jmtd → log → 2020 in short fiction
Following on from 2020 in Fiction: In 2020 I read a couple of collections of short fiction from some of my favourite authors.
I started the year with Christopher Priest's Episodes. The stories within are collected from throughout his long career, and vary in style and tone. Priest wrote new little prologues and epilogues for each of the stories, explaining the context in which they were written. I really enjoyed this additional view into their construction.
By contrast, Adam Robert's Adam Robots presents the stories on their own terms. Each of the stories is written in a different mode: one as golden-age SF, another as a kind of Cyberpunk, for example, although they all blend or confound sub-genres to some degree.
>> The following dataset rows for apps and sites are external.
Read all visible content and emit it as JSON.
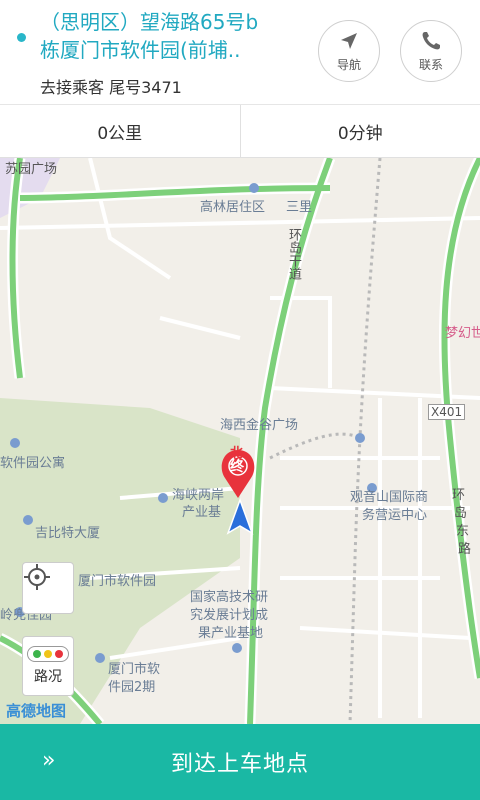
{
  "header": {
    "destination_line1": "（思明区）望海路65号b",
    "destination_line2": "栋厦门市软件园(前埔..",
    "passenger_info": "去接乘客 尾号3471",
    "navigate_label": "导航",
    "contact_label": "联系"
  },
  "stats": {
    "distance": "0公里",
    "duration": "0分钟"
  },
  "map": {
    "labels": {
      "gaolin": "高林居住区",
      "gaolin_cont": "三里",
      "huandao_road": "环岛干道",
      "menghuan": "梦幻世",
      "x401": "X401",
      "haixi": "海西金谷广场",
      "software_apartment": "软件园公寓",
      "haixia": "海峡两岸",
      "industry": "产业基",
      "jibite": "吉比特大厦",
      "guanyinshan1": "观音山国际商",
      "guanyinshan2": "务营运中心",
      "huandao_east1": "环",
      "huandao_east2": "岛",
      "huandao_east3": "东",
      "huandao_east4": "路",
      "software_park": "厦门市软件园",
      "lingdou": "岭兜佳园",
      "national1": "国家高技术研",
      "national2": "究发展计划成",
      "national3": "果产业基地",
      "park2_1": "厦门市软",
      "park2_2": "件园2期",
      "top_left": "苏园广场",
      "marker_text": "终",
      "north": "北"
    },
    "traffic_label": "路况",
    "logo": "高德地图"
  },
  "footer": {
    "action_label": "到达上车地点",
    "chevron": "»"
  },
  "colors": {
    "accent": "#21a9c1",
    "footer": "#1ab8a4",
    "road_green": "#7dd07a",
    "marker_red": "#e8333c",
    "arrow_blue": "#2a6fdb"
  }
}
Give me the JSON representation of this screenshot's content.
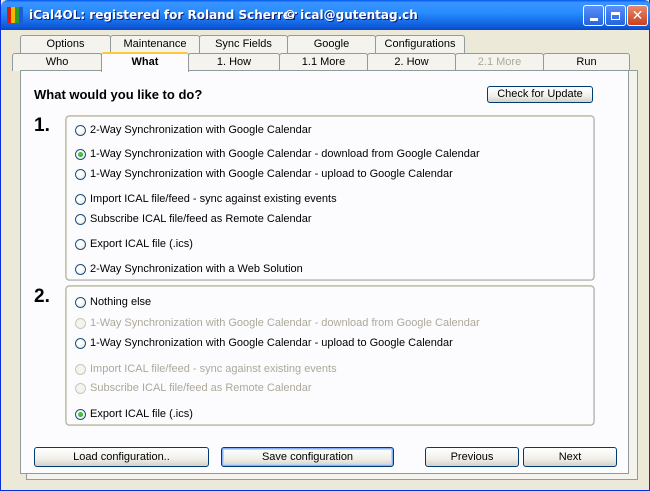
{
  "window": {
    "title": "iCal4OL: registered for Roland Scherrer",
    "email": "© ical@gutentag.ch",
    "icon": "ical4ol-app-icon",
    "colors": {
      "titlebar": "#0a49c4",
      "accent": "#ffc83c"
    }
  },
  "tabs_row1": [
    {
      "label": "Options"
    },
    {
      "label": "Maintenance"
    },
    {
      "label": "Sync Fields"
    },
    {
      "label": "Google"
    },
    {
      "label": "Configurations"
    }
  ],
  "tabs_row2": [
    {
      "label": "Who"
    },
    {
      "label": "What",
      "selected": true
    },
    {
      "label": "1. How"
    },
    {
      "label": "1.1 More"
    },
    {
      "label": "2. How"
    },
    {
      "label": "2.1 More",
      "disabled": true
    },
    {
      "label": "Run"
    }
  ],
  "main": {
    "heading": "What would you like to do?",
    "check_update_label": "Check for Update",
    "step1": {
      "number": "1.",
      "options": [
        {
          "label": "2-Way Synchronization with Google Calendar",
          "checked": false,
          "disabled": false
        },
        {
          "label": "1-Way Synchronization with Google Calendar - download from Google Calendar",
          "checked": true,
          "disabled": false
        },
        {
          "label": "1-Way Synchronization with Google Calendar - upload to Google Calendar",
          "checked": false,
          "disabled": false
        },
        {
          "label": "Import ICAL file/feed - sync against existing events",
          "checked": false,
          "disabled": false
        },
        {
          "label": "Subscribe ICAL file/feed as Remote Calendar",
          "checked": false,
          "disabled": false
        },
        {
          "label": "Export ICAL file (.ics)",
          "checked": false,
          "disabled": false
        },
        {
          "label": "2-Way Synchronization with a Web Solution",
          "checked": false,
          "disabled": false
        }
      ]
    },
    "step2": {
      "number": "2.",
      "options": [
        {
          "label": "Nothing else",
          "checked": false,
          "disabled": false
        },
        {
          "label": "1-Way Synchronization with Google Calendar - download from Google Calendar",
          "checked": false,
          "disabled": true
        },
        {
          "label": "1-Way Synchronization with Google Calendar - upload to Google Calendar",
          "checked": false,
          "disabled": false
        },
        {
          "label": "Import ICAL file/feed - sync against existing events",
          "checked": false,
          "disabled": true
        },
        {
          "label": "Subscribe ICAL file/feed as Remote Calendar",
          "checked": false,
          "disabled": true
        },
        {
          "label": "Export ICAL file (.ics)",
          "checked": true,
          "disabled": false
        }
      ]
    }
  },
  "footer": {
    "load_label": "Load configuration..",
    "save_label": "Save configuration",
    "previous_label": "Previous",
    "next_label": "Next"
  }
}
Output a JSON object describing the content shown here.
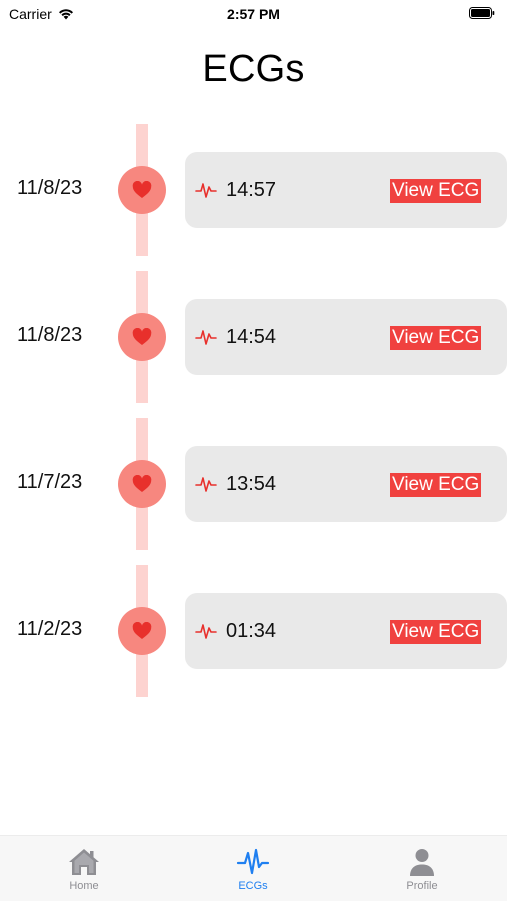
{
  "status_bar": {
    "carrier": "Carrier",
    "time": "2:57 PM"
  },
  "page": {
    "title": "ECGs"
  },
  "ecgs": [
    {
      "date": "11/8/23",
      "time": "14:57",
      "action_label": "View ECG"
    },
    {
      "date": "11/8/23",
      "time": "14:54",
      "action_label": "View ECG"
    },
    {
      "date": "11/7/23",
      "time": "13:54",
      "action_label": "View ECG"
    },
    {
      "date": "11/2/23",
      "time": "01:34",
      "action_label": "View ECG"
    }
  ],
  "tab_bar": {
    "tabs": [
      {
        "label": "Home",
        "icon": "house-icon",
        "selected": false
      },
      {
        "label": "ECGs",
        "icon": "waveform-icon",
        "selected": true
      },
      {
        "label": "Profile",
        "icon": "person-icon",
        "selected": false
      }
    ]
  },
  "colors": {
    "accent_red": "#f0413f",
    "heart_circle": "#f7877f",
    "timeline": "#fdd3d0",
    "card_background": "#e9e9e9",
    "tab_selected": "#1f7ff0",
    "tab_unselected": "#8e8e93"
  }
}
I'm not clever enough to have decoded all their secrets on a first read, and I would have appreciated some "Cliff's Notes” on any deeper meaning or intent.
Ted Chiang's Exhalation was up to the fantastic standard of his earlier collection and had some extremely thoughtful explorations of philosophical ideas. All the stories are strong but one stuck in my mind the longest: Omphalos)…
With my daughter I finished three of Terry Pratchett's short story collections aimed at children: Dragon at Crumbling Castle; The Witch's Vacuum Cleaner and The Time-Travelling Caveman. If you are a Pratchett fan and you've overlooked these because they're aimed at children, take another look. The quality varies, but there are some true gems in these. Several stories take place in common settings, either the town of Blackbury, in Gritshire (and the adjacent Even Moor), or the Welsh border-town of Llandanffwnfafegettupagogo. The sad thing was knowing that once I'd finished them (and the fourth, Father Christmas's Fake Beard) that was it: there will be no more.
8/31 of the "books" I read in 2020 were issues of Interzone. Counting them as "books" for my annual reading goal has encouraged me to read full issues, whereas before I would likely have only read a couple of stories from each issue. Reading full issues has rekindled the enjoyment I got out of it when I first discovered the magazine at the turn of the Century. I am starting to recognise stories by authors that have written stories in other issues, as well as common themes from the current era weaving their way into the work (Trump, Brexit, etc.) No doubt the Pandemic will leave its mark on 2021's stories.